But First, Create Emergency Plans and a Safety Plan
Right off the bat, I'm going to tell you that my Staying Strategy did not work. After my staying strategy began falling apart, my long-term plan didn't work either. We've all attempted a staying strategy, so I'm not going to discuss it it. But the long-term plan could work, in theory.
My long-term plan involved me not tolerating abuse of any kind. At first, I thought I would give him a chance to figure out where his mistakes were (ha!). I created emergency plans based on new boundaries I set for myself. Having boundaries will not go over well with your abuser, so you'll need emergency plans to help support the new idea that you mean what you say.
An emergency plan supports your boundary. If you say, "I won't listen to you while you call me names," then you need a way to back it up. Your emergency plan lays out all the ways you could back up that statement (go to another room, put on headphones/music, drive away, etc.). Emergency plans allow you to leave temporarily if you must.
Most likely, after enacting one of your emergency plans, you will find that your return home is unpleasant. Your abuser, instead of calming down, may have riled themselves up. If you sense for a second that your abuser could lay their hands on you, then you've got to have a safety plan to aid your escape.
Safety plans involve things like hiding a car key, having a bag packed and a friend ready to help or the number to the people who can get you into a safe house. They're more involved than emergency plans for good reason.
But, after preparing the emergency plans and a solid safety plan, you're free to enact your long-term staying strategy.
Long-Term Plans for Abusive Relationships
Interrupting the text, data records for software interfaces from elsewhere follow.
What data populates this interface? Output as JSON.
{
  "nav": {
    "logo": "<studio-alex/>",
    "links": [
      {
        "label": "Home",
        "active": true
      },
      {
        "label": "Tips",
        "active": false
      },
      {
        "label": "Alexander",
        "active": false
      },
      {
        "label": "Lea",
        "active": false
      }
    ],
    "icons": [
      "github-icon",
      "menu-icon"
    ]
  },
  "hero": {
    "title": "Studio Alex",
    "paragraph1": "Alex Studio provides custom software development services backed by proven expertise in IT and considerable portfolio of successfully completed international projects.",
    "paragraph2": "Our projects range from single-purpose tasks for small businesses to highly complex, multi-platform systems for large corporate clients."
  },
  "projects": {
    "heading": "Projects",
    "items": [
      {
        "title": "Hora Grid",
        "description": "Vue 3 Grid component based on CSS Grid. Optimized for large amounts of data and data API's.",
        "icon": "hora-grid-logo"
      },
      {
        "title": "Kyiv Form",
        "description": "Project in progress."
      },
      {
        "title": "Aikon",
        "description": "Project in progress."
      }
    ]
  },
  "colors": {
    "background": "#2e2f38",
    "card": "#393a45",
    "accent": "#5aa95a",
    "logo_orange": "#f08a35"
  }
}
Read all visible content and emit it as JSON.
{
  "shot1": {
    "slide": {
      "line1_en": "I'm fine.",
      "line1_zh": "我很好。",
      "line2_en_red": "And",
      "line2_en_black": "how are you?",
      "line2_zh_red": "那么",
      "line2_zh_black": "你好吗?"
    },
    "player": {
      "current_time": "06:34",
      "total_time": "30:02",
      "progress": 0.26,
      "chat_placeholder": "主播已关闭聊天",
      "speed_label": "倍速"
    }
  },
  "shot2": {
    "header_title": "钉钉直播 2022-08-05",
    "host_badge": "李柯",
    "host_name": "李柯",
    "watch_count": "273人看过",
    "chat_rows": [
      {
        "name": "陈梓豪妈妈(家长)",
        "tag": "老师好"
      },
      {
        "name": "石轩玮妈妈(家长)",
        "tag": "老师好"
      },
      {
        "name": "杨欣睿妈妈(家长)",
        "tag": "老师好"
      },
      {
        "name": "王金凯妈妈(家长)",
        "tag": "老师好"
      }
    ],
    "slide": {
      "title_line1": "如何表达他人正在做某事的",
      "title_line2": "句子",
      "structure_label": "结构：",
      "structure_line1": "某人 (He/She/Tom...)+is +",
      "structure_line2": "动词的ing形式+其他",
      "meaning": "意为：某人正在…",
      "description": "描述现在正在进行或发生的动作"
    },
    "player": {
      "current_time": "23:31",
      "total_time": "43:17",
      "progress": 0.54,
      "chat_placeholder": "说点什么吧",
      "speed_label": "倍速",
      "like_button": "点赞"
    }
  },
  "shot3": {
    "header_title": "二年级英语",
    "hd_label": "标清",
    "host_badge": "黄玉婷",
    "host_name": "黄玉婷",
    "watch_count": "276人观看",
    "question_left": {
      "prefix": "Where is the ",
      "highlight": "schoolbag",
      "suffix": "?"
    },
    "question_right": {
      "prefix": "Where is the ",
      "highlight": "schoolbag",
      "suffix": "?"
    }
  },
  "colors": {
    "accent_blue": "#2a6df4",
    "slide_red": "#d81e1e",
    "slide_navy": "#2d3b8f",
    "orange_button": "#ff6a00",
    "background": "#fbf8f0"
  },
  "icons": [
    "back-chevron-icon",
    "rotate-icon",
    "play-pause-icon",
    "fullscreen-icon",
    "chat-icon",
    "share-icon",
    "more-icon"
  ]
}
In essence, your long-term plan IS your emergency and safety plan with a deadline. You must find a way to protect yourself from the abuse while living in the same house with your abuser. Keep in mind that a long-term plan will take an emotional and physical toll on you; but we already know about that after having stayed as long as we have, so I won't go into it.
Your long term plan involves a time-line. In my case, I was a stay-at-home mom with two years of college and little (no) job experience. I planned to go back to school (despite what he said), enter into a career, and then, if my strategy to help him see the error of his ways was unsuccessful, leave him. I hoped I wouldn't have to leave, but I planned to do so if needed. I gave myself a three year time-line.
Like I said, my long-term plan didn't work. You see, after making my plans and sticking to my boundaries, I began to look at our relationship in a different way. It was less important what he thought he controlled because I felt more in control of myself. I felt my support system firmly with me. And the night he put his hands on me, I left for good because I had told him that I would.
The point of this is to tell you that the only way to change your mind, the only way to relinquish your fear, is to find your courage to put your foot down. This happens bit by bit, one small step at a time. Your time-line to leave is different from mine and all other peoples' plans. It's yours, it's special, and it's okay to honor it.
Holly, K. (2011, September 30). What's the Timeline to Leave an Abuser?, HealthyPlace. Retrieved on 2019, July 20 from https://www.healthyplace.com/blogs/verbalabuseinrelationships/2011/09/time-line-to-leave-abuser
Author: Kellie Jo Holly
A personal timeline will help clear the mind, boost confidence/assertiveness and allow you to see/feel the "light at the end of the tunnel" making the abuse seem external of you (environmental impact) rather than internal (i.e. abuser affecting your emotions/actions) where it impacts you more.
I guess what I'm trying to say is it helps you to detach yourself.